MOSCOW (Reuters) - A Russian court on Thursday sentenced Nikita Belykh, the former governor of a Russian region, to eight years in prison after he was convicted of taking bribes from a businessman, Russian media reported.
Belykh, who denied the charges, was governor of the Kirov region north-east of Moscow. Unusually for a senior Russian official, he had an opposition background and hired outspoken Kremlin critics as aides in his administration.
Several people who know Belykh have told Reuters the governor was vulnerable to prosecution because he was an outsider to the Kremlin system and, as a liberal reformer, at odds with many of the security hawks in the Kremlin.

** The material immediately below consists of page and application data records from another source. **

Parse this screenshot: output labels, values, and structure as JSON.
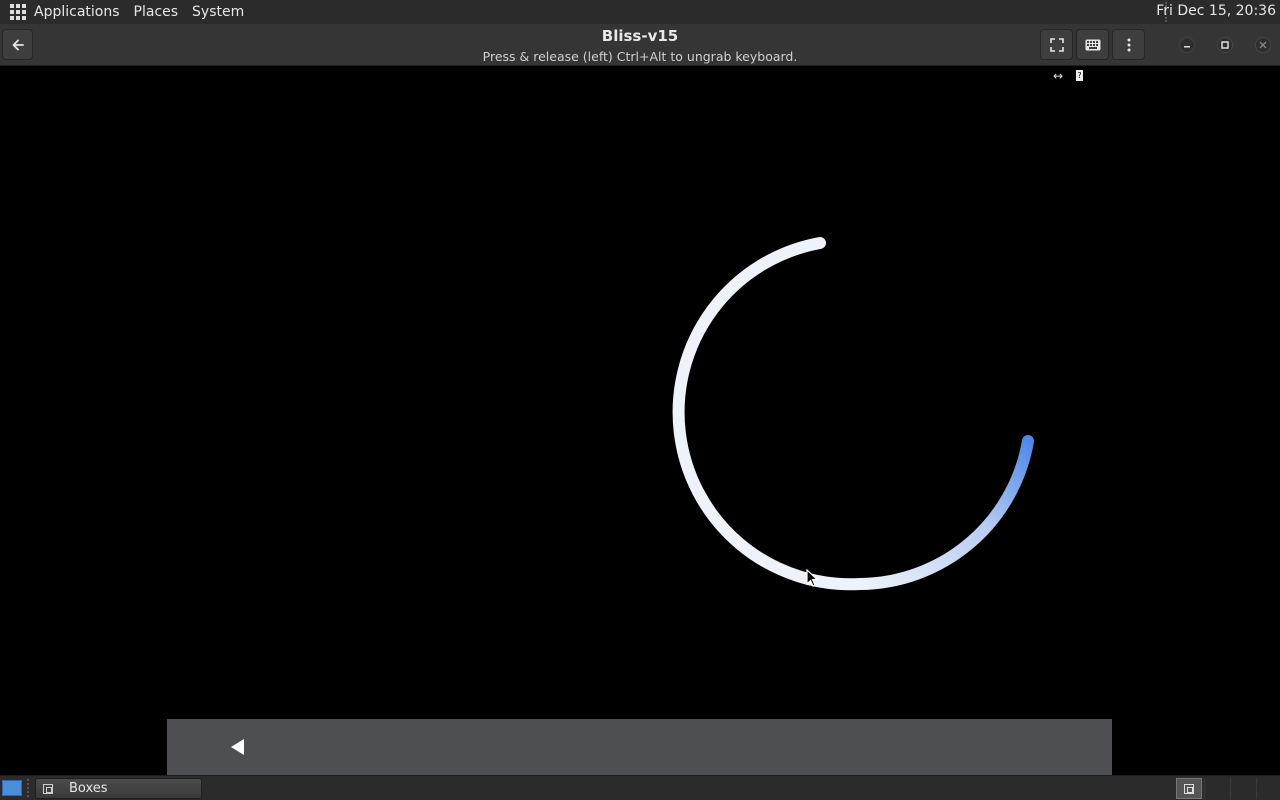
{
  "top_panel": {
    "applications_label": "Applications",
    "places_label": "Places",
    "system_label": "System",
    "clock": "Fri Dec 15, 20:36"
  },
  "window": {
    "title": "Bliss-v15",
    "subtitle": "Press & release (left) Ctrl+Alt to ungrab keyboard.",
    "resize_hint": "↔"
  },
  "icons": {
    "back": "arrow-left-icon",
    "fullscreen": "fullscreen-icon",
    "keyboard": "keyboard-icon",
    "menu": "vertical-dots-icon",
    "minimize": "minimize-icon",
    "maximize": "maximize-icon",
    "close": "close-icon"
  },
  "vm": {
    "spinner_color_primary": "#eef2fa",
    "spinner_color_accent": "#4f8ae8",
    "bottom_bar_color": "#4d4f52"
  },
  "taskbar": {
    "boxes_label": "Boxes"
  }
}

He was arrested on the evening of June 24, 2016 in Megu, an upscale Japanese restaurant in central Moscow. Law enforcement officials said they caught him red-handed taking 150,000 euros ($187,440) in cash from Yuri Zyudheimer, owner of a timber business in Kirov.
Prosecutors said the money, and cash Belykh received on other occasions, was a bribe in return for favourable treatment for Zyudheimer’s company.
Belykh’s lawyers said he took the money not for himself but as a contribution towards a programme to beautify the regional capital. Russian officials have denied that Belykh’s prosecution was politically motivated.
Reporting by Christian Lowe; Editing by William Maclean